POLICYMAKING FOR AND WITH ENTREPRENEURS

The magic ingredient to exponential growth OR Scaling up – done smartly

(The short version for busy executives)

Is it worthwhile talking to a bureaucrat?

  • Normally, no.
  • If I want to live in a country where the poor can afford my products and supply my business, maybe yes.
  • If I want to grow my business and do good at the same time, probably yes.
  • If I need help to grow my business in underserved markets, most probably yes.
  • If I want to work with a bureaucrat for inclusive business “win-win-win magic,” definitely yes.

Where can I sign up for MyiBAN?

Private sector contribution to inclusive business policy development and implementation

(The long version for everybody)

“Don’t go to the master, if you are not called upon” is a German proverb, which encourages people to keep their distance from authorities to avoid trouble. I encounter this same unease among many entrepreneurs who prefer to stay away from policymakers and instead focus on what they perceive as the task at hand: growing their business by staying off the radar. Indeed, many entrepreneurs understand policymaking to be a cumbersome and long winding process with very uncertain outcomes. Spending precious business resources to influence laws that might take years to move from drafting to implementation can sound like a bad risk/return proposition.

So, why are clear-sighted entrepreneurs getting excited about engaging in inclusive business (IB) policy development?

A young entrepreneur from Myanmar gave me an impressive answer. He explained that, together with others like him, he has the opportunity and duty to shape the development of the economy in his country. Either these aspiring entrepreneurs can pursue the way of Milton Friedman capitalism, which will create growing inequalities for decades to come, or they can promote inclusive business models as the way to do business consciously and avoid extreme inequalities. Consequently, young entrepreneurs are taking an active role in the IB Steering Group of Myanmar.

When iBAN and UN ESCAP (United Nations Economic and Social Commission for Asia and the Pacific) began the national IB landscaping process in Cambodia, we talked to many representatives from the business community and the government. We came out of each meeting with the realisation that IB resonates with both groups equally, as it delivers financial returns, inclusive growth and systemic social impact—offering a true win-win-win for business, government and the low-income population. Who could be against that? A discussion on supporting IB through policy instruments catches the imagination of business leaders and policymakers alike, leading to a very constructive dialogue between the public and the private sector. This is in stark contrast to how we think about business and government relating, through fraught debates on taxes, for example.

We also realised that—especially in IB where the ecosystem is not yet developed—the right policy instruments can be the ultimate enablers of business models reaching scale at the systemic level. An example can be found in the Philippines, where the microfinance industry grew sustainably through wise policies by the Central Bank, which were always informed by the industry. The Philippines has now also taken the lead in developing specific IB tax incentives, which in their first year led to projects that channeled USD $57 million to the base of the pyramid. The business community is now engaged in further developing IB policies through a participatory roadmap process, which will increase the ways in which the Philippines can promote inclusive business.

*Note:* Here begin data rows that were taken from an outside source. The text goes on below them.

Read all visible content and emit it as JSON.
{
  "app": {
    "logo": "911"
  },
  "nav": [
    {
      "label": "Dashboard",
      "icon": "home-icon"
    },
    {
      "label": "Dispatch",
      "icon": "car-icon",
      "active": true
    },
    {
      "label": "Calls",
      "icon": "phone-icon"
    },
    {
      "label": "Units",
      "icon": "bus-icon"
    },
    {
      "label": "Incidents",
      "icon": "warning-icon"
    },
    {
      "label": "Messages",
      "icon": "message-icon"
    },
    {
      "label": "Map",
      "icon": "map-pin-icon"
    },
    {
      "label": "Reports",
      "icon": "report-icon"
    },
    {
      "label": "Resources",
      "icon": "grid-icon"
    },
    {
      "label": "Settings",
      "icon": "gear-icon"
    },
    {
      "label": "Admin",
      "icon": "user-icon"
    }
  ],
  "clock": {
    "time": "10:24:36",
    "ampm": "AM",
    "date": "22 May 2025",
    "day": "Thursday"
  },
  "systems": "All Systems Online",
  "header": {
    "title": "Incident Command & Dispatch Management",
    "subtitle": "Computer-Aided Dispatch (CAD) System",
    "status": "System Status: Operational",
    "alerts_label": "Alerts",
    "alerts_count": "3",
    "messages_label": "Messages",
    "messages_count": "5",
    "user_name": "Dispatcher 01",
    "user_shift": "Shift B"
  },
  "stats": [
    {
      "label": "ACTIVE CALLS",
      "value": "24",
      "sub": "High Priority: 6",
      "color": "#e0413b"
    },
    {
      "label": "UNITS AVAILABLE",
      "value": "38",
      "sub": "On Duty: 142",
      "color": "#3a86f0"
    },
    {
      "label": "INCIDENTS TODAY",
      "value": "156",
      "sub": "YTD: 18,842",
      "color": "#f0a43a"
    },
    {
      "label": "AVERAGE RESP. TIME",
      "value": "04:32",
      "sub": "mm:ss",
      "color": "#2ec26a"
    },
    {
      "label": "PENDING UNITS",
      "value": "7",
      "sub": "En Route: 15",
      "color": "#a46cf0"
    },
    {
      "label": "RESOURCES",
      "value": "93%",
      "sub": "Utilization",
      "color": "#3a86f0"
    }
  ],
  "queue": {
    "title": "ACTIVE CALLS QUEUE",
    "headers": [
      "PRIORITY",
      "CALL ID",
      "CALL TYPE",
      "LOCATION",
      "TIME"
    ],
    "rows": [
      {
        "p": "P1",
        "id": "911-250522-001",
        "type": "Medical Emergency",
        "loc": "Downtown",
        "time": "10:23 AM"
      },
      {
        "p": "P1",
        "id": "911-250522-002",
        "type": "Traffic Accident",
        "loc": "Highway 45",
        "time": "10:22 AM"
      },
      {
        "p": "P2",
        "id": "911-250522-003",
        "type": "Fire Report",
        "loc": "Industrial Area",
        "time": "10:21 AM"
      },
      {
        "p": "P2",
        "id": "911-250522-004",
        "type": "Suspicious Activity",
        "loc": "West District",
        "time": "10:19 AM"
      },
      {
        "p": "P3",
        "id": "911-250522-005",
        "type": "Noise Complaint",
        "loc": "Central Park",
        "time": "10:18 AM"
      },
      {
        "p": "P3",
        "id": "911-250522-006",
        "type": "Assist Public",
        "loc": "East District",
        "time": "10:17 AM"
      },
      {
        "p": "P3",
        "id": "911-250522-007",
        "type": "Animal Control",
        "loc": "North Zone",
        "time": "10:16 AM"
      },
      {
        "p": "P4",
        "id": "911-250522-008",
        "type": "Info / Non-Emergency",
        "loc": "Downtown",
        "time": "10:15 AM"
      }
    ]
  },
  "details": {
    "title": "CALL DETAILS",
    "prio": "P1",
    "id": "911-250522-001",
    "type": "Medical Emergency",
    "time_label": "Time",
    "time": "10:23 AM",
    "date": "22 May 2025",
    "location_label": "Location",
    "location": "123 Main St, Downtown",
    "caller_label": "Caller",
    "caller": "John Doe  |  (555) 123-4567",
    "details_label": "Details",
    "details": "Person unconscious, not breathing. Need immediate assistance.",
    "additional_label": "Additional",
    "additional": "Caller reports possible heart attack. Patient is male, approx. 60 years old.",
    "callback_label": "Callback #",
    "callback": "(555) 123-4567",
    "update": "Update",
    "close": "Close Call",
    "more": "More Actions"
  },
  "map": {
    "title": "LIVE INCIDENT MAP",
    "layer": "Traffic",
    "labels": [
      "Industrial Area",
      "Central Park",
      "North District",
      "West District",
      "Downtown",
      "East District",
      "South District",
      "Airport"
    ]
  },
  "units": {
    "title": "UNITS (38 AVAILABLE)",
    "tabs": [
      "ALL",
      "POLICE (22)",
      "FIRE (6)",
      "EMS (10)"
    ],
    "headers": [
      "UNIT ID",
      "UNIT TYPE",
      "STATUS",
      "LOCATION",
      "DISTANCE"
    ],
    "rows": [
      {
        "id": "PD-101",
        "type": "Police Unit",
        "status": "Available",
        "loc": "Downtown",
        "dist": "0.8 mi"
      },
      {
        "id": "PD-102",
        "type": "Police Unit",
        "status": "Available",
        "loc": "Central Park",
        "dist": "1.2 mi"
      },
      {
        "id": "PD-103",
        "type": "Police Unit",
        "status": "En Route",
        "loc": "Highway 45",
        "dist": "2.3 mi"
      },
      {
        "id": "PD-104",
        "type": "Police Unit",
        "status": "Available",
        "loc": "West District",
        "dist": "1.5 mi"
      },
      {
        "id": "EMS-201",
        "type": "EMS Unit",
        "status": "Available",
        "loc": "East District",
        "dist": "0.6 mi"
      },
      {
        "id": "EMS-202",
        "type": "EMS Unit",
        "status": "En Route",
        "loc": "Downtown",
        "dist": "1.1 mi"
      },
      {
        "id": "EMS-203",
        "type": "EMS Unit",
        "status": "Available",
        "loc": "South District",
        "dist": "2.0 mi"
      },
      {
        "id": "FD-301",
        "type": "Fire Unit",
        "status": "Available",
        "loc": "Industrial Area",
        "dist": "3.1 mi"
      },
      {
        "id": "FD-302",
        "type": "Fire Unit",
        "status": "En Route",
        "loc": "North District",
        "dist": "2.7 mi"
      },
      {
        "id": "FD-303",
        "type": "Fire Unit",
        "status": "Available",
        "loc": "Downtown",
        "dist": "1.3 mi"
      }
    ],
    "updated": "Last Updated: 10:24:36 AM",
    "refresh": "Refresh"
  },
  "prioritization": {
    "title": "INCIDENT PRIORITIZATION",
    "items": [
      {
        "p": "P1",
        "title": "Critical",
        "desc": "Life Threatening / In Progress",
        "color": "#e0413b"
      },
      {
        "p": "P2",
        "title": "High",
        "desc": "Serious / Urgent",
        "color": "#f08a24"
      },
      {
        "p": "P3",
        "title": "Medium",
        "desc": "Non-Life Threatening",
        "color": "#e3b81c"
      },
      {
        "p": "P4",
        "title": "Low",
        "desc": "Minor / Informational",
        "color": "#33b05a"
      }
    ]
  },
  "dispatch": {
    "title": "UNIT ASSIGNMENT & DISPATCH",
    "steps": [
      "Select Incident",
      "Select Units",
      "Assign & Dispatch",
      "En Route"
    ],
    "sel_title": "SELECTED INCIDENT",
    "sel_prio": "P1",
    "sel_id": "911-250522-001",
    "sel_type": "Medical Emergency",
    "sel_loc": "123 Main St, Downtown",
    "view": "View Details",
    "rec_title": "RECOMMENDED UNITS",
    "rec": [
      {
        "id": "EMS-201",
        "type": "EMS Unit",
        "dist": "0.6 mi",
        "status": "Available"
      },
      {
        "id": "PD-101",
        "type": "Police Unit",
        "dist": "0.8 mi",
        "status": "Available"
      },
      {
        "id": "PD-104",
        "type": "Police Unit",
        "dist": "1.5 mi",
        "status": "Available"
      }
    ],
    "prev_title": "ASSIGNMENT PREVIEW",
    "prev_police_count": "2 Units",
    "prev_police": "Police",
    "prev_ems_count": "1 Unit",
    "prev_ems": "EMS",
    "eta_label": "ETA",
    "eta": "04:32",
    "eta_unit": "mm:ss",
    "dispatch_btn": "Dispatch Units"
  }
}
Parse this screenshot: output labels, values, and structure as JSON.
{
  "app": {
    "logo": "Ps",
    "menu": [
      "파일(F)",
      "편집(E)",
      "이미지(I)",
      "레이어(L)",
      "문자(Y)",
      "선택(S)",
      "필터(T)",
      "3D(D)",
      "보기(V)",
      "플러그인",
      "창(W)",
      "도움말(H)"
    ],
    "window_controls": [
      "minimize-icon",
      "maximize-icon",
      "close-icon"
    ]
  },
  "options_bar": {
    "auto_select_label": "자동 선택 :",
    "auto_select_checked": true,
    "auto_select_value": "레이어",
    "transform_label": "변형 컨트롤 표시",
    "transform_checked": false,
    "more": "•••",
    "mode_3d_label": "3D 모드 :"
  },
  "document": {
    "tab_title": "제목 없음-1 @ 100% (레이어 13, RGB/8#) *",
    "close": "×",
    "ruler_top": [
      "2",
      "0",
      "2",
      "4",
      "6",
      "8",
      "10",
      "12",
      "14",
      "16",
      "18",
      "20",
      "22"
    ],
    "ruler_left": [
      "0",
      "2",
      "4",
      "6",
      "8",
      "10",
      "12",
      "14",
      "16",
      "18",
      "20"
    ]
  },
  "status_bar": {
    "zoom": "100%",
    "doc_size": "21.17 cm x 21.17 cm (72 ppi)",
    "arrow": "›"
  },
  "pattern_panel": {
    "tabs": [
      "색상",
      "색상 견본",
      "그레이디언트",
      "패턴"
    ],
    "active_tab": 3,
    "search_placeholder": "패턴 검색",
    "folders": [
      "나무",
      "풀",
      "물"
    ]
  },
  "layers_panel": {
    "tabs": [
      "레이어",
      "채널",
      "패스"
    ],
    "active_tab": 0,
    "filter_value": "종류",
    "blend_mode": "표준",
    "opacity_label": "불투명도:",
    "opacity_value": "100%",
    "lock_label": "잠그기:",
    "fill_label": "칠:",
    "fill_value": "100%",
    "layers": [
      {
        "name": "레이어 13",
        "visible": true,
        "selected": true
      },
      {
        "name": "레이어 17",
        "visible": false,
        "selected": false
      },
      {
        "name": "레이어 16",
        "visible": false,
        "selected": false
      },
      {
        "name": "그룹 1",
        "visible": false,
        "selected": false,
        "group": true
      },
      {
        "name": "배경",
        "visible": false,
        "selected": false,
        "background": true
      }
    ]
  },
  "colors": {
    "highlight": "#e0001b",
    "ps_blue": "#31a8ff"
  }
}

So, is engaging with policymakers as an entrepreneur a waste of time? In my experience, not. It is constructive—sometimes even fun and inspirational—with a great risk/return ratio. Read through this issue to experience more of the IB win-win-win magic and join iBAN’s policy engagement work in ASEAN and sub-Saharan Africa to experience it firsthand.

Yours,

Markus Dietrich

Markus Dietrich
Markus is responsible for iBAN’s activities in Asia. He supports companies to scale up their IB models and policymakers in the development of enabling policy environments. With a background in the private sector, Markus moved to the Philippines in 2008 and set up ASEI Inc., which developed into a leading IB and renewable energy consulting firm in the region working with ADB, GIZ, World Bank and the private sector. Among others, he authored the ADB IB country studies of the Philippines and Tajikistan and engaged in policy advisory for governments on IB and renewable energy incentive programs. Markus is also a committed social entrepreneur who co-founded Hilltribe Organics in Thailand, which engages hill tribe communities in organic farming. Markus holds a degree in Business Studies from CASS Business School and a master degree in International Community Economic Development from Southern New Hampshire University.